◆ WHAT YOU NEED TO DO ◆
Looking only at the lines below that contain "using", give the number of them and no other text.

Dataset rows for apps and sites
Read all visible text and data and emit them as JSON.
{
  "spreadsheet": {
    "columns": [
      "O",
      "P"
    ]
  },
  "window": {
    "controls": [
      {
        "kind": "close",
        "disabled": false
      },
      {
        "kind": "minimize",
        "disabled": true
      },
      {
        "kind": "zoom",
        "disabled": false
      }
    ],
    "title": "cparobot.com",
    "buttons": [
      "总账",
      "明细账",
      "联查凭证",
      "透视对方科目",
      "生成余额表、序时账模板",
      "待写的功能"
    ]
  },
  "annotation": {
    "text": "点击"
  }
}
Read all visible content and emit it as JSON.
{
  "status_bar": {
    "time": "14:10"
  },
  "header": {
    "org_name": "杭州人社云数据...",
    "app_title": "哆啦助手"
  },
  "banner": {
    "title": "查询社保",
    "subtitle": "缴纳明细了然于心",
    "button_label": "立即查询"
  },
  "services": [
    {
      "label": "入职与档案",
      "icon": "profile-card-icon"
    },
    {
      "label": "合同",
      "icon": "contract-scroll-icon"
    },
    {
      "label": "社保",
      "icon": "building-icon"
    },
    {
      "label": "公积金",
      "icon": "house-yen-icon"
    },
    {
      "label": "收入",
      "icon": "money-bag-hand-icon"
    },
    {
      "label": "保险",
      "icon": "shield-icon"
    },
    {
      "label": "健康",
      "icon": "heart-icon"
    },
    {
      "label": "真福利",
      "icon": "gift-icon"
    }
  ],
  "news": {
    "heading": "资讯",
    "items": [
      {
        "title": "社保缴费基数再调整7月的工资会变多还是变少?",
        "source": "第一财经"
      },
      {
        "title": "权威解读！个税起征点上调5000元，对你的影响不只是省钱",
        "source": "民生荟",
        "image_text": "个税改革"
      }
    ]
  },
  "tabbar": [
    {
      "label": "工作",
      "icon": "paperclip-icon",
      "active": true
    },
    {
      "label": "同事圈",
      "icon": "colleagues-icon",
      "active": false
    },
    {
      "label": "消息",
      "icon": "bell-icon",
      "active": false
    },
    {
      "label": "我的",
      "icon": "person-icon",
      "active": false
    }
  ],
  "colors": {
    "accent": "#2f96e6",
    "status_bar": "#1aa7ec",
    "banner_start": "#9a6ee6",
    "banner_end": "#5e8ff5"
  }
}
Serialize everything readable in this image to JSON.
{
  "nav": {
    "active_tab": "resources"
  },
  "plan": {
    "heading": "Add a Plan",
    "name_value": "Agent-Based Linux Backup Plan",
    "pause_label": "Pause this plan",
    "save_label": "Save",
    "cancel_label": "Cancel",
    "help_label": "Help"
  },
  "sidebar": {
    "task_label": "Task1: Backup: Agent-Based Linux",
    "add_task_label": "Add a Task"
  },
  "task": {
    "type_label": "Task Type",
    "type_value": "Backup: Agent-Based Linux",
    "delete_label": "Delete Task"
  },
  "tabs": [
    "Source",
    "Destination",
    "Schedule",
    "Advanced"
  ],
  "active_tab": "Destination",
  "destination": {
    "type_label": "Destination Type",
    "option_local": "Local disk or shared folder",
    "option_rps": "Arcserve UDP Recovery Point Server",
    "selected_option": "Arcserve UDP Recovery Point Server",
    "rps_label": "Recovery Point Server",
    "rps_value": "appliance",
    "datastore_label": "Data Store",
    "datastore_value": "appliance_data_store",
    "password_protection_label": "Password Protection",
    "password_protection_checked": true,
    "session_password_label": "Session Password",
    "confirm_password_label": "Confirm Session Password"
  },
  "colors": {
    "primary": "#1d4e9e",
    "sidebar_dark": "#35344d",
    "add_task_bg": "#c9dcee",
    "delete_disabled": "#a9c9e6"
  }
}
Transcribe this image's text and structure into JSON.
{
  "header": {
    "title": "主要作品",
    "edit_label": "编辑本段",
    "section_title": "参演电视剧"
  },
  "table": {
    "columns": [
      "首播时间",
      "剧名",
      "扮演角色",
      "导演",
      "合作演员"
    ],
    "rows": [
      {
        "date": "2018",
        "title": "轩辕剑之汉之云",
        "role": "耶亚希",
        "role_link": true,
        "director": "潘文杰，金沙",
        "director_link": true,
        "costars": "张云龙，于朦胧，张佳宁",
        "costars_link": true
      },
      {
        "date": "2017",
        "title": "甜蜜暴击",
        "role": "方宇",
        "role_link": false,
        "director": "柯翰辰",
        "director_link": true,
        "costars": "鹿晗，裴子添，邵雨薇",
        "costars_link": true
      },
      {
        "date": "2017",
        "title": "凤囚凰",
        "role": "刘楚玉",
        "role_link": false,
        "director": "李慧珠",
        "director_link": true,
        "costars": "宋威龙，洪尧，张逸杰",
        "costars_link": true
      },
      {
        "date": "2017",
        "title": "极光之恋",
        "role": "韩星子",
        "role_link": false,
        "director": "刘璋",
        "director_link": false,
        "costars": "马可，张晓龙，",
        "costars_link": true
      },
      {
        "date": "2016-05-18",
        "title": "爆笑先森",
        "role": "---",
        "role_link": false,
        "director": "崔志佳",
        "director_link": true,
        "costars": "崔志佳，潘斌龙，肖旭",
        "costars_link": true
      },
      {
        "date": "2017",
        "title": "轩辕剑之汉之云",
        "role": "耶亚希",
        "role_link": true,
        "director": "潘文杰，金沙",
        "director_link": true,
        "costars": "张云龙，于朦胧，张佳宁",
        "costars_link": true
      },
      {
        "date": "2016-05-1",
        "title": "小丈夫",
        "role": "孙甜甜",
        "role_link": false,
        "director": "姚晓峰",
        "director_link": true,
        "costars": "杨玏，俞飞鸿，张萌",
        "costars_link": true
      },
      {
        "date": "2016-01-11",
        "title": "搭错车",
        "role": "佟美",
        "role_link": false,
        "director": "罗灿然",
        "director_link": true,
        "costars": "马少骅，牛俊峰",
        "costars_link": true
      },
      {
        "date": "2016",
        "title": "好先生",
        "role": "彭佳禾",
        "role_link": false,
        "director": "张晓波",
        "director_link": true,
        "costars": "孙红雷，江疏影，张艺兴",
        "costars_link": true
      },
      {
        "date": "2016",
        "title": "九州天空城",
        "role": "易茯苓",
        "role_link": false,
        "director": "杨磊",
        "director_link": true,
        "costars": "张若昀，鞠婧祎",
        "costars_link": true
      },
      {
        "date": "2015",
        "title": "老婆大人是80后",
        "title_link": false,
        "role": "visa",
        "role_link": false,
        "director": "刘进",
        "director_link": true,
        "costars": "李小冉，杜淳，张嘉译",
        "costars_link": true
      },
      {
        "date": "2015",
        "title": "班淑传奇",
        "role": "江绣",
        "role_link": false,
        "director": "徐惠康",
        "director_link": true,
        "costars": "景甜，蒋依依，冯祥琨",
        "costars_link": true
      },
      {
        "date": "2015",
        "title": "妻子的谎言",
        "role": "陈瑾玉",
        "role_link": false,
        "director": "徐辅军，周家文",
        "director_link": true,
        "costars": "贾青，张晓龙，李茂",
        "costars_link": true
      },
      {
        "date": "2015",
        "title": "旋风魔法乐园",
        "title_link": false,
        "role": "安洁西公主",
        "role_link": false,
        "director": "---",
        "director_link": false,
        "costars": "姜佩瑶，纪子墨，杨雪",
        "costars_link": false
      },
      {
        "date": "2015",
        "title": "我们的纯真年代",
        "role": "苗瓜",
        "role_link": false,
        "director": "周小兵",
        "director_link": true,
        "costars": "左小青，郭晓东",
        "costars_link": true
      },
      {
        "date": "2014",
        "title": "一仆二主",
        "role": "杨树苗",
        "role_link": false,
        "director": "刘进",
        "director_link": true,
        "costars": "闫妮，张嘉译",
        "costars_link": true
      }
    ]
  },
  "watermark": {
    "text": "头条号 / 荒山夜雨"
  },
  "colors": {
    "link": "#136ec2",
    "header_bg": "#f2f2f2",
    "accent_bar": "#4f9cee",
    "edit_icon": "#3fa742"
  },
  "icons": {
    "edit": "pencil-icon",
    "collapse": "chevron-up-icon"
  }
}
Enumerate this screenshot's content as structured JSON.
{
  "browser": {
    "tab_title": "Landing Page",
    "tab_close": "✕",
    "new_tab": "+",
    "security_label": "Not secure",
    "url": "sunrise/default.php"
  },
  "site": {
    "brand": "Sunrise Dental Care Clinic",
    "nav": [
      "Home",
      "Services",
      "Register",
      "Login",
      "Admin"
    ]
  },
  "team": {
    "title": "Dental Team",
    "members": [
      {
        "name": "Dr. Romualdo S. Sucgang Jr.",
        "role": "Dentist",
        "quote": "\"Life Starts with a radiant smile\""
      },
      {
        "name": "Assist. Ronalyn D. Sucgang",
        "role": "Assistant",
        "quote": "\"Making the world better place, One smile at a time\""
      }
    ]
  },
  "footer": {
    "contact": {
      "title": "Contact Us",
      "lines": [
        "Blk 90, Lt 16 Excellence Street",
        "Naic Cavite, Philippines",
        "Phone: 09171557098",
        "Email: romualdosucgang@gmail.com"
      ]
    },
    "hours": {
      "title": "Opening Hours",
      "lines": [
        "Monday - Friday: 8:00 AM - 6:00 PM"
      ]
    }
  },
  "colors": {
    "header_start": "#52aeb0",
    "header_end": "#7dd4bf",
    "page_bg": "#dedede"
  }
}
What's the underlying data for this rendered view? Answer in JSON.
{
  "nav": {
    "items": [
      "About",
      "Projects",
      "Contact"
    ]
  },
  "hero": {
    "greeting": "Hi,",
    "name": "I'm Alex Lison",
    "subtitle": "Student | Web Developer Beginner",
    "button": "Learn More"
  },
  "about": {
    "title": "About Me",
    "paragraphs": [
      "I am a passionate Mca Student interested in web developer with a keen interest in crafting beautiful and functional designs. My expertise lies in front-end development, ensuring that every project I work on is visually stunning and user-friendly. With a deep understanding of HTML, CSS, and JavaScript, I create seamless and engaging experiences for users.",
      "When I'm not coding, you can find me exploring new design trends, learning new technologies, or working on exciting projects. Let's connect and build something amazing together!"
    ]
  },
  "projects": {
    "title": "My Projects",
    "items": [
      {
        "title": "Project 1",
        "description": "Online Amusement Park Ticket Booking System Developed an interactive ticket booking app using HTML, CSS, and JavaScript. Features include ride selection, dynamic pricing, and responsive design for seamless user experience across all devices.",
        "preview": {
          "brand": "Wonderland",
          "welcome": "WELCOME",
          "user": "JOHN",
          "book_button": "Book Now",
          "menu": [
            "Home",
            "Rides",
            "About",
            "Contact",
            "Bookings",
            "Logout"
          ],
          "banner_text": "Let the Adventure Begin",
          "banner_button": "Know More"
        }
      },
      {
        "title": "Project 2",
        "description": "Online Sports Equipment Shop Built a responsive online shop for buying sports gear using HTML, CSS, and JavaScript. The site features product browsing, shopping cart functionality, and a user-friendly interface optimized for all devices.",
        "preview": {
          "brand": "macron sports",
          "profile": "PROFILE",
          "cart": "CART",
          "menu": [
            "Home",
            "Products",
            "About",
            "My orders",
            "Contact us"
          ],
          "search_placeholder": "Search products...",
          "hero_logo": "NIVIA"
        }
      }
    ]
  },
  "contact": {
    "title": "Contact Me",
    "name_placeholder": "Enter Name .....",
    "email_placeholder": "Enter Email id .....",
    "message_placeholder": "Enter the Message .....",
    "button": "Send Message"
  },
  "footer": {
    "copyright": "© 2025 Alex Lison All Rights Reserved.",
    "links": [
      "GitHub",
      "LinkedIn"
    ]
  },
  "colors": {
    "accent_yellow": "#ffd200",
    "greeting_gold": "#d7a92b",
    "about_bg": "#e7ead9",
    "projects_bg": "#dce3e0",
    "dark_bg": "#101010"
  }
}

◆ OUTPUT OF THE EXERCISE ◆
2